Stored records.
====
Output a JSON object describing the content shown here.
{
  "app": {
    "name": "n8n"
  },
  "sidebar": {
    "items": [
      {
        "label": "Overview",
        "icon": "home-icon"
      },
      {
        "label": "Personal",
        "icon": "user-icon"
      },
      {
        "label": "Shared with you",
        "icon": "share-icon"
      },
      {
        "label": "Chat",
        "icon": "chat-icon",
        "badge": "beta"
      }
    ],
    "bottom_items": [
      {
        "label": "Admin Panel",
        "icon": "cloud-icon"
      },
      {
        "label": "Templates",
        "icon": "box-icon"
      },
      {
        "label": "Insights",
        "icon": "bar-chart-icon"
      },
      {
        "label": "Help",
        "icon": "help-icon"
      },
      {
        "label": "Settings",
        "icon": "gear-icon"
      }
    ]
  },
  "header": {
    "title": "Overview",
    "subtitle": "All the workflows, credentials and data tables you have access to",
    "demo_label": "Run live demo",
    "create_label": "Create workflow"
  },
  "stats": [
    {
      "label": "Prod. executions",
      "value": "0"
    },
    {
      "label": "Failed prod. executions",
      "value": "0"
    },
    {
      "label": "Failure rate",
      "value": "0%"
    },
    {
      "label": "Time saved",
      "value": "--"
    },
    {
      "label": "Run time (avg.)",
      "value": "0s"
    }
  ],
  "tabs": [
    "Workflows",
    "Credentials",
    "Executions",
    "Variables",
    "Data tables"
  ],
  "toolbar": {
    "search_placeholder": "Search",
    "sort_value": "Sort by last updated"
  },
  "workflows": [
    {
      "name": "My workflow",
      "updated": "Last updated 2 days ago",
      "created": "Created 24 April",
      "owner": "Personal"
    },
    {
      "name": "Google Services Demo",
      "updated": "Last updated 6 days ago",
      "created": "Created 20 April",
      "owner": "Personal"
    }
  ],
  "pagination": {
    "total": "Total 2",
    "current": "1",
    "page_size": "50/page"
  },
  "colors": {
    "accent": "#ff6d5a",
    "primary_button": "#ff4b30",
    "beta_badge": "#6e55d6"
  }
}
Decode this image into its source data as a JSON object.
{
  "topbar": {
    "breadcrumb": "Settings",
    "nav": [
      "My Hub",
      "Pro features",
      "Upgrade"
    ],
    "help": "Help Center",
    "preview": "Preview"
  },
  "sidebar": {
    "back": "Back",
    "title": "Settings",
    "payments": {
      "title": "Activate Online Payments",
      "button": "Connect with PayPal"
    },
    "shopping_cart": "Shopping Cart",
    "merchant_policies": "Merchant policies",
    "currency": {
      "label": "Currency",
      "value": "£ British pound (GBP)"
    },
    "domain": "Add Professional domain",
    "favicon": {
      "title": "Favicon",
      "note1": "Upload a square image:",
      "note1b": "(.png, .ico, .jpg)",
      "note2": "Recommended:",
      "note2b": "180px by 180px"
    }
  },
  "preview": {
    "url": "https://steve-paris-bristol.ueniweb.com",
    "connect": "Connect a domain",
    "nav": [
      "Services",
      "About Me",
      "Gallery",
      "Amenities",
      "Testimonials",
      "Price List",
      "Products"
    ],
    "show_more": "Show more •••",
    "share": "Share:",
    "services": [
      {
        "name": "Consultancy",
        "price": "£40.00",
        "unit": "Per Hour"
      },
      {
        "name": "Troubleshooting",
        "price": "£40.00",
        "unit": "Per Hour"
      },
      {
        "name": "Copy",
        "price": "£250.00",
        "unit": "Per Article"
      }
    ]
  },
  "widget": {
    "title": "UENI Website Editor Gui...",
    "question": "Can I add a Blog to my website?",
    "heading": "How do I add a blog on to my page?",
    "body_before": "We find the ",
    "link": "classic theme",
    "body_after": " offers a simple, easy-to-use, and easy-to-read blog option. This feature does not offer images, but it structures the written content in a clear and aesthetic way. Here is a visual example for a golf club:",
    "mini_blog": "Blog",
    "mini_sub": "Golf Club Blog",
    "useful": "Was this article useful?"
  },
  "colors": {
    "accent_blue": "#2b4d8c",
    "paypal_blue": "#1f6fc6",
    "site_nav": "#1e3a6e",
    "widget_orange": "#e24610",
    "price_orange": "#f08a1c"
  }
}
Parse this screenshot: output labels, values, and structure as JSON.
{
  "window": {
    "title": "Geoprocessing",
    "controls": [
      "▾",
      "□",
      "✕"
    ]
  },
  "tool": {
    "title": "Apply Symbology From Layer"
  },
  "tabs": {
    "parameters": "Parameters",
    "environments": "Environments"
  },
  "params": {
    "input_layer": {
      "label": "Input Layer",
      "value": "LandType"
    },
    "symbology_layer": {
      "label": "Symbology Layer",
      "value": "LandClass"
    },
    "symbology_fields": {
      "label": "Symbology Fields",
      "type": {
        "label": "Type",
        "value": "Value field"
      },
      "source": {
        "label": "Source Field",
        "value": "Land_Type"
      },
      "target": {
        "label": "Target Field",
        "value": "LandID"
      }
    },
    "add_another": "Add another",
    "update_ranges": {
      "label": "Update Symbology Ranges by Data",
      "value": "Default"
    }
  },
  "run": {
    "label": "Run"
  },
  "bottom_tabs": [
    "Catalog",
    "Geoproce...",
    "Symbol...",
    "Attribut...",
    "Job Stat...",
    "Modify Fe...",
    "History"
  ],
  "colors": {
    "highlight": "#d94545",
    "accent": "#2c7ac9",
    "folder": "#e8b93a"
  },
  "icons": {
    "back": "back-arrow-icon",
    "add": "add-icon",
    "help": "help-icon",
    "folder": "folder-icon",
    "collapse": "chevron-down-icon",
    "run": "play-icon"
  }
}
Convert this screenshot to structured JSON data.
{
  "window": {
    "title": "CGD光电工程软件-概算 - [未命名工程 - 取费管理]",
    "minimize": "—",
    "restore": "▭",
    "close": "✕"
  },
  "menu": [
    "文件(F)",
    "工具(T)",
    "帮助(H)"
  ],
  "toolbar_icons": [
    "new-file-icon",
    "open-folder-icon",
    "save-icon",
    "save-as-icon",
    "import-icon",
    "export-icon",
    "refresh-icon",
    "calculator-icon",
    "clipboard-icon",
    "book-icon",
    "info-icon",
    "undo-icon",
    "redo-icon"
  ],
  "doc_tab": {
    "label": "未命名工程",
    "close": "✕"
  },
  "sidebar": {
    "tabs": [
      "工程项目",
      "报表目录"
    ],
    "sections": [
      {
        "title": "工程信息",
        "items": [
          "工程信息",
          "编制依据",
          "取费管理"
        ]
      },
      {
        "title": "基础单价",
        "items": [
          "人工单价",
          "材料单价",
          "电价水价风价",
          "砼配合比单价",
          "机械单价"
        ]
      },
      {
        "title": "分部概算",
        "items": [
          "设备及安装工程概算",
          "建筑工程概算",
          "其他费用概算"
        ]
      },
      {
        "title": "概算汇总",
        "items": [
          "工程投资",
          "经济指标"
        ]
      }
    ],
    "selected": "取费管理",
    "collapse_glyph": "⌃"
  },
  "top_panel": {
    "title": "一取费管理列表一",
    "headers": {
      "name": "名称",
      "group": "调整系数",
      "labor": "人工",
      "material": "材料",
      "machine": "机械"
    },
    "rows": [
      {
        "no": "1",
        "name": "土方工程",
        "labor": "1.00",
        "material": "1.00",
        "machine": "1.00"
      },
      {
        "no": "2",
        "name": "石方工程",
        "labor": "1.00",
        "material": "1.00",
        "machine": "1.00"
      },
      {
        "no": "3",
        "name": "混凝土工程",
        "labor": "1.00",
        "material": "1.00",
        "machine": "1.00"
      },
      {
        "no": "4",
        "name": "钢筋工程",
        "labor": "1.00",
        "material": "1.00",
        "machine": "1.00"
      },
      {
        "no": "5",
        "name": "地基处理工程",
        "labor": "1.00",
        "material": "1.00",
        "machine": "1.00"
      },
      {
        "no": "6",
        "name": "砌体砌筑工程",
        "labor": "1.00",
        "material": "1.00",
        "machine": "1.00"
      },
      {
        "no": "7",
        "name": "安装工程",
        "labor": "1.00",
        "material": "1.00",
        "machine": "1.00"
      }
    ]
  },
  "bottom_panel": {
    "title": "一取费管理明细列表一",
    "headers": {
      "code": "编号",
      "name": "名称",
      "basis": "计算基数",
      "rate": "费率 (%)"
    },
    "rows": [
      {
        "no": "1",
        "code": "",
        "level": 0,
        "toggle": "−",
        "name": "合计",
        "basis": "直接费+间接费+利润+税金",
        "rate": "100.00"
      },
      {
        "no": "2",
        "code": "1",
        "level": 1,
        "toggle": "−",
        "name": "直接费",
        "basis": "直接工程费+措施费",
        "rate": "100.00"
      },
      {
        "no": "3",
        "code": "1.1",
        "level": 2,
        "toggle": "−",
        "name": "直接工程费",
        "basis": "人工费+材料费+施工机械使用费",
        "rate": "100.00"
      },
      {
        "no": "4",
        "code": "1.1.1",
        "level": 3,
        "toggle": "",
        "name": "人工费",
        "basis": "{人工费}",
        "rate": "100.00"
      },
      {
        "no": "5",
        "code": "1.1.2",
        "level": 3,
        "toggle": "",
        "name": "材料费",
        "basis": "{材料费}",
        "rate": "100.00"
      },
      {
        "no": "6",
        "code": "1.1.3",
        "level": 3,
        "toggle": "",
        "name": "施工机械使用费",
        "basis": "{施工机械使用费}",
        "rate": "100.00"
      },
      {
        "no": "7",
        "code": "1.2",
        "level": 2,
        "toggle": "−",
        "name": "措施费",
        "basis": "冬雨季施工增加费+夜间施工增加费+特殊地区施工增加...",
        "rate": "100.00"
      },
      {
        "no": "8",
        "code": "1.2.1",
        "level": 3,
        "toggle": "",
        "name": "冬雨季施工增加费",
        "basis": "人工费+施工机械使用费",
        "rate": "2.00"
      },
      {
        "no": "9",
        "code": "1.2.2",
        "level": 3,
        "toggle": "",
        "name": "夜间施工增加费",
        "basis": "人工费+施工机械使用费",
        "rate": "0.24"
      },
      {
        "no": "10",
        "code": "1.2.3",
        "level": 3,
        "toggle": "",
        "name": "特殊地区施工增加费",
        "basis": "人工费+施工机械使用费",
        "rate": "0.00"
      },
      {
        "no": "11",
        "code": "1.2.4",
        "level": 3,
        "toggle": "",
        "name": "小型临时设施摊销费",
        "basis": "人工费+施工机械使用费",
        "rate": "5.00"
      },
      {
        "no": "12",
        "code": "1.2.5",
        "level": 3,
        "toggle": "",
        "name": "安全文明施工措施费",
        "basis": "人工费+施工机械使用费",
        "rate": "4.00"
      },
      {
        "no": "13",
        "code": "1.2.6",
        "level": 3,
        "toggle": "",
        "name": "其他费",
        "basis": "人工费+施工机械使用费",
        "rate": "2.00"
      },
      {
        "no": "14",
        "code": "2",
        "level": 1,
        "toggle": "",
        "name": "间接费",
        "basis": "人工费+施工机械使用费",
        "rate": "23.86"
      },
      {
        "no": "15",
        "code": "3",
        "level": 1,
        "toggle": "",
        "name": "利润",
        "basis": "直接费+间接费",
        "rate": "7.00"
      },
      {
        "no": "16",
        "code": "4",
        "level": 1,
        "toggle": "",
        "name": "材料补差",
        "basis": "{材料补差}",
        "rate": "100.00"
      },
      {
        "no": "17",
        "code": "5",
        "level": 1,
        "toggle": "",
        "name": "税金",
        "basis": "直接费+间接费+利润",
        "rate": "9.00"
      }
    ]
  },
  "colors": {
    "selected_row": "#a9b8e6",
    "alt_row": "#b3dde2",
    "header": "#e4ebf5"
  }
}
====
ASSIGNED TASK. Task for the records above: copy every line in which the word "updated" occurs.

EXERCISE RESULT.
    "sort_value": "Sort by last updated"
      "updated": "Last updated 2 days ago",
      "updated": "Last updated 6 days ago",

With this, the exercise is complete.